The transformer used is a surplus unit from MECI. It is rated at 2 X 24 VAC at 4 amps each. The circuit built uses the PCB from Old Colony Sound Labs which is the original Zen design without modifications presented in The Return of Zen. The most troublesome part of this project was finding an adequate heatsink. The two MOSFETS in each channel dissipate about 70 watts of heat. Since I did not want to deal with fan noise, I needed sufficient heat sinking for 140 watts. The heat sink I used is from a surplus store and weighs a LOT ! At idle, the center of the heatsink reached 127.2 degrees Farenheit in a room with an ambient temperature of 65 F. It took just under 45 minutes to reach equilibrium. Note that the heatsink is not mounted optimally - convection is much better if its lengthwise fins were mounted vertically. My arrangement is a compromise of available chassis and heatsink.

The sound of the Zen amp and preamp are superb. In the spirit of the Zen designs, the less said the better.

Update 5-February-2002

A funny thing happened recently. I had the Zen preamp hooked up to my computer and noticed that some of my waveforms were clipped on the negative half of the waveform. This didn't happen all the time, only in some obscure cases. After some analysis, I determined that at higher input voltages, both channels would clip as I had seen.
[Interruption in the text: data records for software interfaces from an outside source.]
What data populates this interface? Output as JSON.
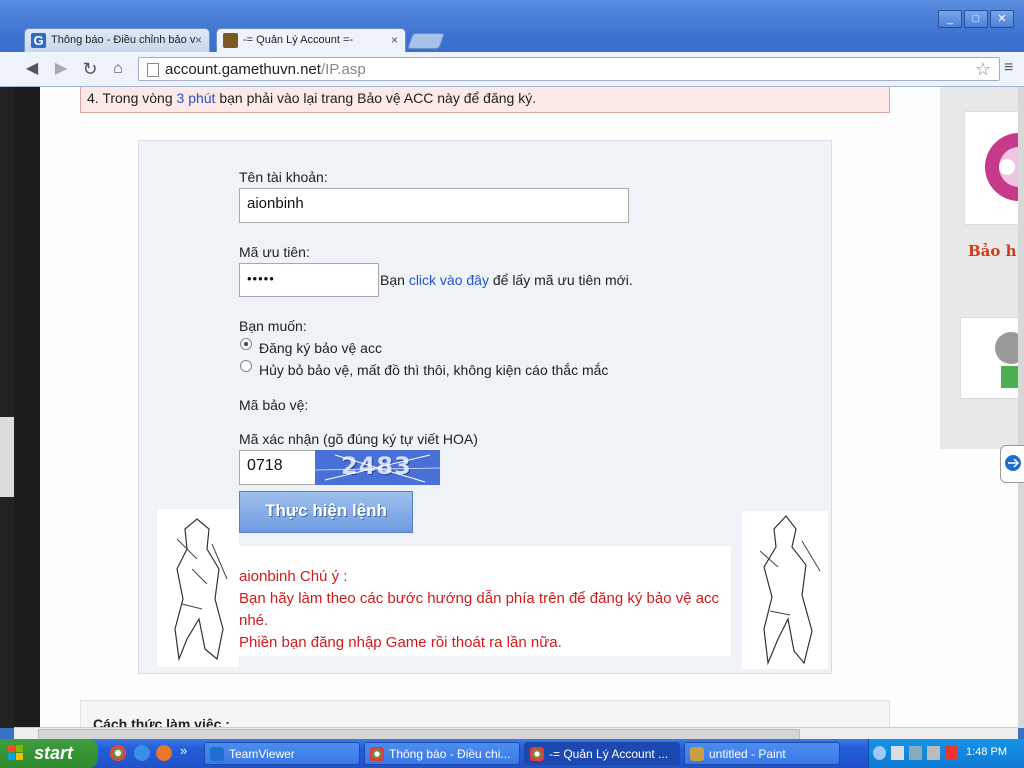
{
  "browser": {
    "tabs": [
      {
        "title": "Thông báo - Điều chỉnh bảo v",
        "close": "×"
      },
      {
        "title": "-= Quản Lý Account =-",
        "close": "×"
      }
    ],
    "url_host": "account.gamethuvn.net",
    "url_path": "/IP.asp",
    "window_controls": {
      "minimize": "_",
      "maximize": "□",
      "close": "✕"
    }
  },
  "page": {
    "notice": {
      "pre": "4. Trong vòng ",
      "highlight": "3 phút",
      "post": " bạn phải vào lại trang Bảo vệ ACC này để đăng ký."
    },
    "form": {
      "account_label": "Tên tài khoản:",
      "account_value": "aionbinh",
      "priority_label": "Mã ưu tiên:",
      "priority_value": "•••••",
      "priority_hint_pre": "Bạn ",
      "priority_hint_link": "click vào đây",
      "priority_hint_post": " để lấy mã ưu tiên mới.",
      "want_label": "Bạn muốn:",
      "options": [
        {
          "label": "Đăng ký bảo vệ acc",
          "selected": true
        },
        {
          "label": "Hủy bỏ bảo vệ, mất đồ thì thôi, không kiện cáo thắc mắc",
          "selected": false
        }
      ],
      "protect_label": "Mã bảo vệ:",
      "confirm_label": "Mã xác nhận (gõ đúng ký tự viết HOA)",
      "confirm_value": "0718",
      "captcha_text": "2483",
      "submit_label": "Thực hiện lệnh"
    },
    "message": {
      "line1": "aionbinh Chú ý :",
      "line2": "Bạn hãy làm theo các bước hướng dẫn phía trên để đăng ký bảo vệ acc",
      "line3": "nhé.",
      "line4": "Phiền bạn đăng nhập Game rồi thoát ra lần nữa."
    },
    "sidebar_text": "Bảo h",
    "bottom_heading": "Cách thức làm việc :"
  },
  "taskbar": {
    "start_label": "start",
    "items": [
      {
        "label": "TeamViewer",
        "active": false
      },
      {
        "label": "Thông báo - Điều chi...",
        "active": false
      },
      {
        "label": "-= Quản Lý Account ...",
        "active": true
      },
      {
        "label": "untitled - Paint",
        "active": false
      }
    ],
    "clock": "1:48 PM",
    "chevron": "»"
  }
}
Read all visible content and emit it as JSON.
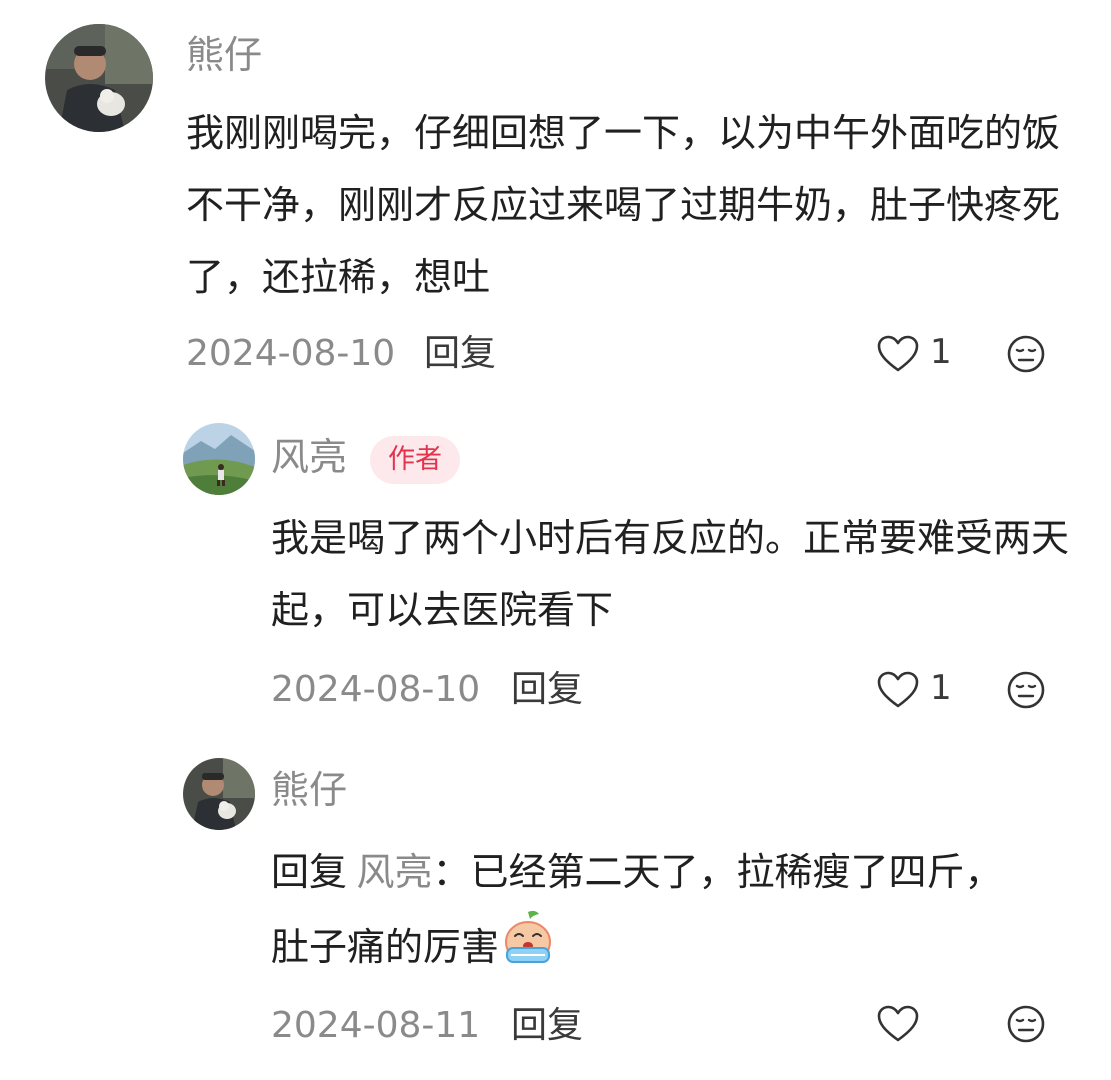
{
  "colors": {
    "background": "#ffffff",
    "name": "#8a8a8a",
    "text": "#202020",
    "date": "#8a8a8a",
    "reply": "#3a3a3a",
    "badge_bg": "#fde9ec",
    "badge_text": "#e5334d"
  },
  "comments": [
    {
      "author": "熊仔",
      "avatar": "avatar-man-with-dog",
      "text": "我刚刚喝完，仔细回想了一下，以为中午外面吃的饭不干净，刚刚才反应过来喝了过期牛奶，肚子快疼死了，还拉稀，想吐",
      "date": "2024-08-10",
      "reply_label": "回复",
      "like_count": "1",
      "like_icon": "heart-icon",
      "dislike_icon": "neutral-face-icon"
    },
    {
      "author": "风亮",
      "badge": "作者",
      "avatar": "avatar-landscape-runner",
      "text": "我是喝了两个小时后有反应的。正常要难受两天起，可以去医院看下",
      "date": "2024-08-10",
      "reply_label": "回复",
      "like_count": "1",
      "like_icon": "heart-icon",
      "dislike_icon": "neutral-face-icon"
    },
    {
      "author": "熊仔",
      "avatar": "avatar-man-with-dog",
      "reply_prefix": "回复",
      "mention": "风亮",
      "text": "：已经第二天了，拉稀瘦了四斤，肚子痛的厉害",
      "emoji": "crying-peach-emoji",
      "date": "2024-08-11",
      "reply_label": "回复",
      "like_count": "",
      "like_icon": "heart-icon",
      "dislike_icon": "neutral-face-icon"
    }
  ]
}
The fix was pretty simple. With a 1.4 V RMS input (2 V Peak to Peak, the most I plan to deliver to this preamp) I adjusted trimmers P102/P202 until the output no longer clipped. This turned out to be a little more then 7 V at the gate of Q101/Q201. I eventually set the trimmers to deliver 6.92 V. This value used to be 8 V in the original design. The output will now swing unclipped at just under +/-10V with the full 1.4 V RMS input. I suspect this will increase distortion but I haven't done any distortion measurements yet.


Note: The contents in these pages are provided without any guarantee, written or implied. Readers are free to use them at their own risk, for personal use only. No commercial use is allowed without prior written consent from the author.